Former ambassador to the United Nations, Asda Jayanama, however commented that he did not expect Thai-Singapore relations to improve immediately or to worsen either, since Singapore still needs Thailand as its regional partner.


"If we understand the mentality of the Singaporean, we will not make more fuss. The city state will have to be restrained and not provoke more Thai nationalistic sentiment since they have a high stake in the Thai economy and security. After all, only Brunei and Thailand are their friends in Asean now," said Mr Asda, also a former ambassador to the city state.

More blame Singapore rhetoric. Thailand needs to get that it is not the most loved and respected country in Asean either.

But Mr Asda conceded that the issue of Temasek and its "nominee" should be handled carefully and resolved quickly, otherwise it would remain a thorn in our bilateral relations.

"Singapore has to face the reality. It will be a target of criticism during the [upcoming] election and even after that since there will be many people who are still attacking Thaksin for the things he has done to the country," Mr Asda said.

But can the problem be solved quickly? The signs are not good, as the acting police chief, Seripisut Temiyavej, is still squabbling with the Department of Special Investigation over the issue that his team and not the DSI should take charge of the Kularb Kaew probe.

The ICT minister's 18-member committee was also speeding up its enquiry into the Kularb Kaew case and would forward its results to the DSI.

They are all deciding how they can legally pull off the scam and divvy up the Shin Group up between them

So, what needs to be done first and by whom? This is the question the Surayud team has been struggling with and, from the look of things, which will continue to define this government for a while.

My assessment is well known already. And it looks like what I predicted is coming true.

I have mixed feelings about Singapore. I admire it for keeping a mature attitude and not playing in the political gutter with the Thais. Yet there is a part of me that is disgusted with it for allowing the Thais to screw them out of $4 billion dollars.
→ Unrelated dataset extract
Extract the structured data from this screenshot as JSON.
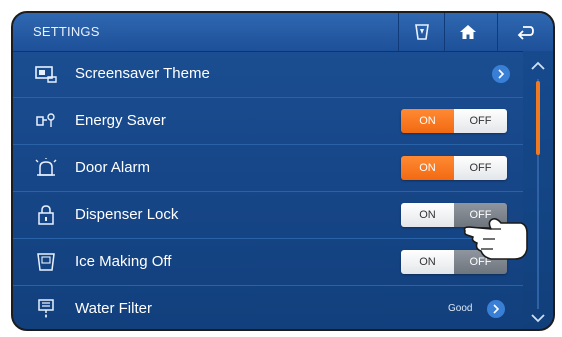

4 comments:

Patiwat said...

I agree with most of your conspiracy theory, except for the part about Thaksin coming back and paying off the generals.

This whole mess wasn't a scam to benefit Thaksin, who could have sold off his stocks at any time throughout his 15 years in politics. It was to benefit the people who would be able to buy back the Shin Corp stock / get back Shin Sat at bargain basement prices. I really see nothing that indicates that the real beneficiaries were in cahoots with Thaksin - they just used him.

Fonzi said...

Patiwat-

I don't necessarily think that the generals and Thaksin are in cahoots. I agree, that might be a stretch.

I just think, from what we know of the former rehabilitation of past Thai politicians who have gotten booted in coups, that Thaksin and the generals will make peace for a price.

In the end, this coup will be in vain, Thaksin will come back, and nobody will get punished.

But who will come out richer?

I have no doubt the generals and their civilian backers will come out on top, at least financially.

In terms of politics, it looks like they are blowing it, which, of course, is consistent with Thai history.

Patiwat said...

Thats a good point you made about how easy it is to "rehabilitate" ousted leaders. Although Rama VII, Pridi, and Field Marshal Por died in exile, more recent leaders like Thanom, Thanin, Manoon, and Chatichai were all welcomed back with open arms (and even royal decorations).

Hanimal said...

Of course, what no one has pointed out is that legally, the Shin Sat satellites already belong to the Thai government! The Shin Sat BTO contract gives the company the right to operate, not to own. Each satellite is officially handed over to Thai government ownership upon successfull launch and in-orbit tests.

I would love to see the generals pay for their own satellites from someone who never owned them in the first place.